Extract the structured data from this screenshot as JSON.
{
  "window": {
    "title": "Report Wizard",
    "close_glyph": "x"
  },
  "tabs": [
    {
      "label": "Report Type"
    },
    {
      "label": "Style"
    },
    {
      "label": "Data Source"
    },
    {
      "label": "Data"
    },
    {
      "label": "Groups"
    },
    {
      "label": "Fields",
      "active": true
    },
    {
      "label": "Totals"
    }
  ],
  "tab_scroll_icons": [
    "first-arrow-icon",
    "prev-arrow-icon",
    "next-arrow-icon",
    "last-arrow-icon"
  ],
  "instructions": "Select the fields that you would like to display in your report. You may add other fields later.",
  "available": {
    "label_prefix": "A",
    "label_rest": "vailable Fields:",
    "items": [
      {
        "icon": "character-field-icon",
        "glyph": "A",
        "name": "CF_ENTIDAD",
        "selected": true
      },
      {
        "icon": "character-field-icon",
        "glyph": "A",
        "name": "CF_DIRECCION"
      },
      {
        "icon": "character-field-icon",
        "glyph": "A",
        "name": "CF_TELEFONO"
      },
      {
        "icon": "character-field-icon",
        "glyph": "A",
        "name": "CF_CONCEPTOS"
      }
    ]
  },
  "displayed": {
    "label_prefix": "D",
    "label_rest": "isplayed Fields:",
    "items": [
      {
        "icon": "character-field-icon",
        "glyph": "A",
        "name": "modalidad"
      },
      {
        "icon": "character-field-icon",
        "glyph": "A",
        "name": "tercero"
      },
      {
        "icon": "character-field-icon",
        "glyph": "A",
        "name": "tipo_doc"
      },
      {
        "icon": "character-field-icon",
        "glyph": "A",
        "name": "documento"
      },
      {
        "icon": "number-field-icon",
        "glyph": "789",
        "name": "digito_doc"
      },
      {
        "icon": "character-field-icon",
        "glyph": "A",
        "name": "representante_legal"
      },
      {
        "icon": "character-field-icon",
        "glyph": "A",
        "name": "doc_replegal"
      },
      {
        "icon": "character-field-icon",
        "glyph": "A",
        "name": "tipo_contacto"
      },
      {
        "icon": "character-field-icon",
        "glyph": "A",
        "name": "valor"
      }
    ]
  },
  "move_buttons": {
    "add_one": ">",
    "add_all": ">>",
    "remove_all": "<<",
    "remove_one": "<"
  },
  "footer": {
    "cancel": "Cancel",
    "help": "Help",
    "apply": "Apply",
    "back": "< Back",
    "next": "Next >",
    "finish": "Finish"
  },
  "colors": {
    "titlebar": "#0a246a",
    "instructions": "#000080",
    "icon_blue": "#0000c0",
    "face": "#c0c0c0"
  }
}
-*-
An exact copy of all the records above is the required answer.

Extract the structured data from this screenshot as JSON.
{
  "window": {
    "title": "Report Wizard",
    "close_glyph": "x"
  },
  "tabs": [
    {
      "label": "Report Type"
    },
    {
      "label": "Style"
    },
    {
      "label": "Data Source"
    },
    {
      "label": "Data"
    },
    {
      "label": "Groups"
    },
    {
      "label": "Fields",
      "active": true
    },
    {
      "label": "Totals"
    }
  ],
  "tab_scroll_icons": [
    "first-arrow-icon",
    "prev-arrow-icon",
    "next-arrow-icon",
    "last-arrow-icon"
  ],
  "instructions": "Select the fields that you would like to display in your report. You may add other fields later.",
  "available": {
    "label_prefix": "A",
    "label_rest": "vailable Fields:",
    "items": [
      {
        "icon": "character-field-icon",
        "glyph": "A",
        "name": "CF_ENTIDAD",
        "selected": true
      },
      {
        "icon": "character-field-icon",
        "glyph": "A",
        "name": "CF_DIRECCION"
      },
      {
        "icon": "character-field-icon",
        "glyph": "A",
        "name": "CF_TELEFONO"
      },
      {
        "icon": "character-field-icon",
        "glyph": "A",
        "name": "CF_CONCEPTOS"
      }
    ]
  },
  "displayed": {
    "label_prefix": "D",
    "label_rest": "isplayed Fields:",
    "items": [
      {
        "icon": "character-field-icon",
        "glyph": "A",
        "name": "modalidad"
      },
      {
        "icon": "character-field-icon",
        "glyph": "A",
        "name": "tercero"
      },
      {
        "icon": "character-field-icon",
        "glyph": "A",
        "name": "tipo_doc"
      },
      {
        "icon": "character-field-icon",
        "glyph": "A",
        "name": "documento"
      },
      {
        "icon": "number-field-icon",
        "glyph": "789",
        "name": "digito_doc"
      },
      {
        "icon": "character-field-icon",
        "glyph": "A",
        "name": "representante_legal"
      },
      {
        "icon": "character-field-icon",
        "glyph": "A",
        "name": "doc_replegal"
      },
      {
        "icon": "character-field-icon",
        "glyph": "A",
        "name": "tipo_contacto"
      },
      {
        "icon": "character-field-icon",
        "glyph": "A",
        "name": "valor"
      }
    ]
  },
  "move_buttons": {
    "add_one": ">",
    "add_all": ">>",
    "remove_all": "<<",
    "remove_one": "<"
  },
  "footer": {
    "cancel": "Cancel",
    "help": "Help",
    "apply": "Apply",
    "back": "< Back",
    "next": "Next >",
    "finish": "Finish"
  },
  "colors": {
    "titlebar": "#0a246a",
    "instructions": "#000080",
    "icon_blue": "#0000c0",
    "face": "#c0c0c0"
  }
}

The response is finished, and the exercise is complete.